Obama talked about more manufacturing jobs, like a good Democrat, but his proposals seem pretty weak all around. Manufacturing hubs are not bad, and could have long-term payoff, but the structural problems of high employee overhead and a strong dollar didn’t get any mention. Tech investments are helpful, but outside of energy and environment there doesn’t seem to any strategic focus.
Between that and the infrastructure development pledge, Obama does have a solid growth agenda. It’s a good balance with the austerity of spending cuts and tax increases that he opened with.
Preschool, aka early child education, is one of those things everyone agrees is a great investment, but somehow we’ve never gotten around to funding. I hope Obama can be the one who finally makes this universal. Calling for real technical skills that lead to a job right out of High School is very important, and also something that is long overdue. The college scorecard is something I’ll have an opinion of when I see it.
On to comprehensive immigration reform – something the Republicans have decided they don’t want to be on the wrong end of. However, the number of people crossing from the South is really more of a function of how things are going in the economy than anything else. The real bipartisan standing ovation came when talking about skilled workers, so let’s see if that can happen. It should be a gimmee.
Raise the minimum wage? I wonder where he’s been with this the last four years, but let’s welcome the prodigal president. Tying it to the poverty line is very important, and I hope we can get it. I hope it also ties back to his call for a simpler tax code, too.
It seems funny to hear Obama talk about war and al Qaeda. This Democrat has a pretty strong record of success on this front, facing far more criticism from the Left. His promise to have a more transparent legal framework is good, but another one I’ll believe only when I see it.
Being the beacon of hope and freedom around the world is easy stuff, and it sounds more like a campaign speech than anything else. I really hope support for the Veteran’s Administration is also bipartisan.

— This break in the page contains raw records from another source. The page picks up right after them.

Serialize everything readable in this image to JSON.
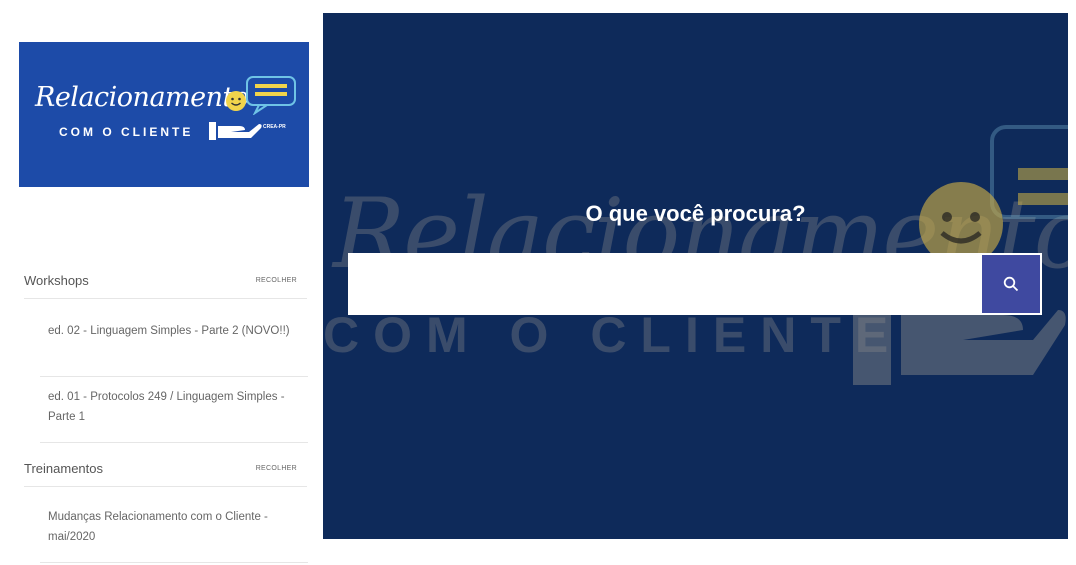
{
  "logo": {
    "script_text": "Relacionamento",
    "sub_text": "COM O CLIENTE",
    "tag_text": "CREA-PR"
  },
  "sidebar": {
    "sections": [
      {
        "title": "Workshops",
        "collapse_label": "RECOLHER",
        "items": [
          "ed. 02 - Linguagem Simples - Parte 2 (NOVO!!)",
          "ed. 01 - Protocolos 249 / Linguagem Simples - Parte 1"
        ]
      },
      {
        "title": "Treinamentos",
        "collapse_label": "RECOLHER",
        "items": [
          "Mudanças Relacionamento com o Cliente - mai/2020"
        ]
      }
    ]
  },
  "hero": {
    "title": "O que você procura?",
    "search_placeholder": "",
    "watermark_script": "Relacionamento",
    "watermark_sub": "COM O CLIENTE"
  },
  "colors": {
    "hero_bg": "#0e2a5a",
    "logo_bg": "#1d4ba8",
    "search_button": "#3f49a0",
    "smiley": "#e8c84a"
  },
  "icons": {
    "search": "search-icon",
    "smiley": "smiley-icon",
    "chat_bubble": "chat-bubble-icon",
    "hand": "hand-icon"
  }
}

And there was “common sense” gun reform. Hadiya featured prominently, as well she should. That was a terrible tragedy. The call, “They deserve a vote” is a strong one, and it should be clear that something will happen.
Did we learn anything new here? Perhaps not, but the commitment to solid growth and equal opportunity did seem to me like a president leaving crisis mode and seeing a strong foundation to build on. That’s been my theme as well, and it seems very appropriate. It seems like what 2013 will indeed be all about, and I hope we can carry it forward. This was a Democrat speech with a lot of initiatives, but I believe that is what the times demand.
What are your thoughts on the State of the Union?